In an essay written for Vanity Fair called “Nude Traffic: When Have We Crossed the Double Yellow Line?” the woman of little blue dress fame shares her perspective on the hacking scandal that saw scores of private nude photos of celebrities like Jennifer Lawrence and Kate Upton leaked for all the Internet to see.
But enough about that — we know what you want (and therein lies the conundrum). As one could expect, Lewinsky begins her piece with her own anecdote about celebrity nude photo hacking:
“I hate to break it to you, but there are seductive pictures of you in lingerie floating around the web.” I was mortified. That was the gist, several months ago, from a friend gingerly alerting me to the news that some suggestive—and presumably private—photos had made their way into the public domain. I was both relieved and shocked to see that the pictures purporting to be me, were not me. While I wouldn’t mind having the figure of this “Monica” (no cellulite), I was disturbed by the notion that people might think I’d posed in this way and given permission to have them released (or, worse, been paid for them). On a normal-size screen the model looked more like a Kardashian than a Lewinsky.
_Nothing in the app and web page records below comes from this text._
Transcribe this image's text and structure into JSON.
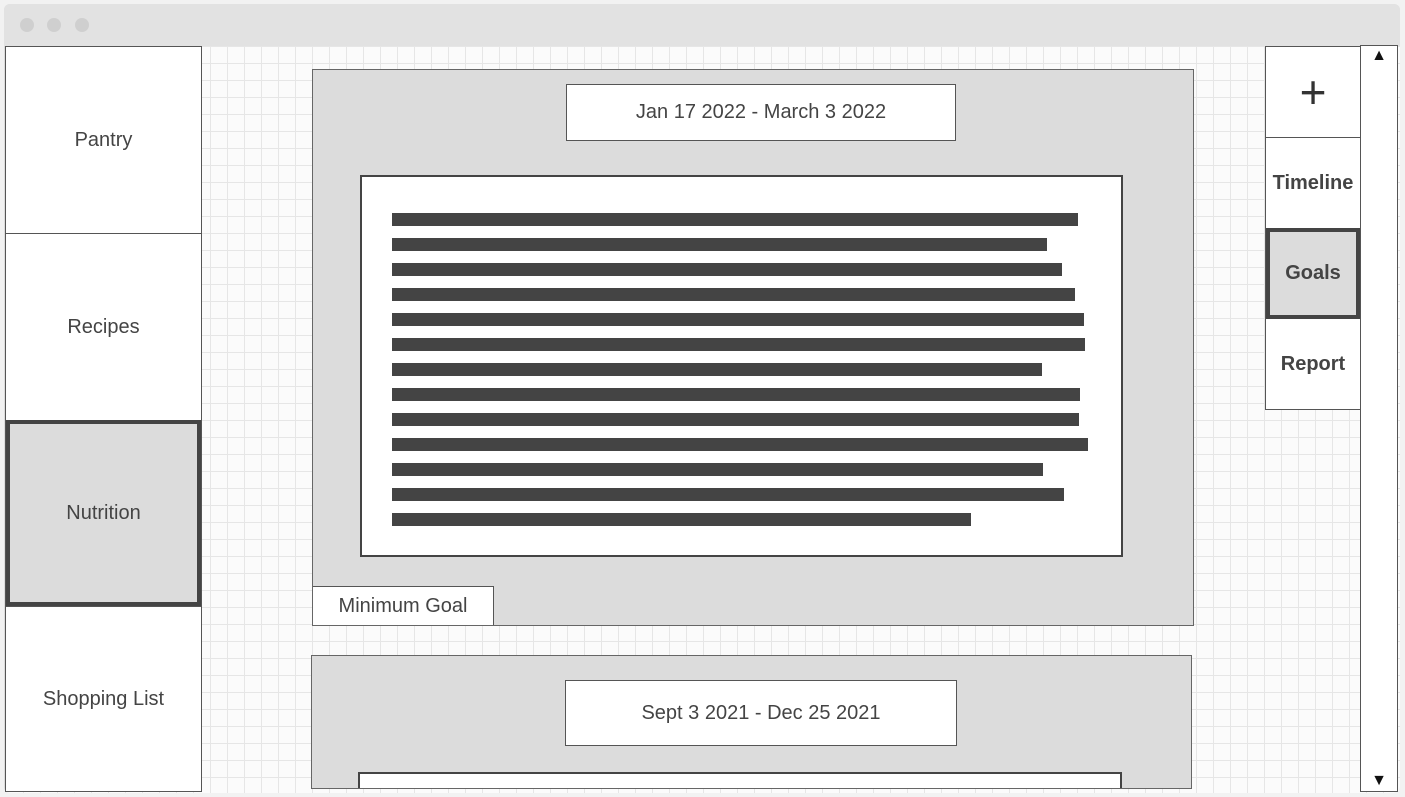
{
  "sidebar": {
    "items": [
      {
        "label": "Pantry",
        "active": false
      },
      {
        "label": "Recipes",
        "active": false
      },
      {
        "label": "Nutrition",
        "active": true
      },
      {
        "label": "Shopping List",
        "active": false
      }
    ]
  },
  "right_nav": {
    "add_icon": "plus-icon",
    "add_glyph": "+",
    "items": [
      {
        "label": "Timeline",
        "active": false
      },
      {
        "label": "Goals",
        "active": true
      },
      {
        "label": "Report",
        "active": false
      }
    ]
  },
  "cards": [
    {
      "date_range": "Jan 17 2022 - March 3 2022",
      "goal_label": "Minimum Goal",
      "text_placeholder_lines": 13
    },
    {
      "date_range": "Sept 3 2021 - Dec 25 2021"
    }
  ],
  "scrollbar": {
    "up_glyph": "▲",
    "down_glyph": "▼"
  },
  "colors": {
    "panel": "#dcdcdc",
    "dark": "#444444",
    "border": "#555555"
  }
}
But on smaller handheld devices, I could see some resemblance.
The fake scare, Lewinsky continues, brought back memories of other very private things being made public (with arguably more serious consequences):
In 1998, more than 20 hours of surreptitiously audiotaped (and often inane) “girl talk” between my putative friend Linda Tripp and me (conversations that were largely about diets and the detritus of everyday life) were published on C-SPAN. This is a far cry from the horror of having one’s personal cache of nude photos hacked and disseminated worldwide, but the searing embarrassment and stinging humiliation are still there. For all of our Instagram-enabled narcissism these days, there is no small degree of assault involved in having our private thoughts, our private conversations, our private photos dished up for the amusement and entertainment of the masses. Like so many others, I feel outrage—as a fellow victim, as a civilized individual, and as a woman—when other women are so easily and publicly violated. And I have found myself wondering: Have we become a world of pathetic voyeurs? Are we turning into scruffy old men in dirty raincoats slouched in the back row at the Gotham City theater? Or, millions of Tom the Tailors, about whom the phrase “Peeping Tom” was coined—after the character who peered through his shutters as Lady Godiva rode the streets of Coventry? (Let’s not forget that, according to legend, he was then struck blind.)
For the fully story, and a useful highway safety analogy to put ethics in perspective, click over to Vanity Fair.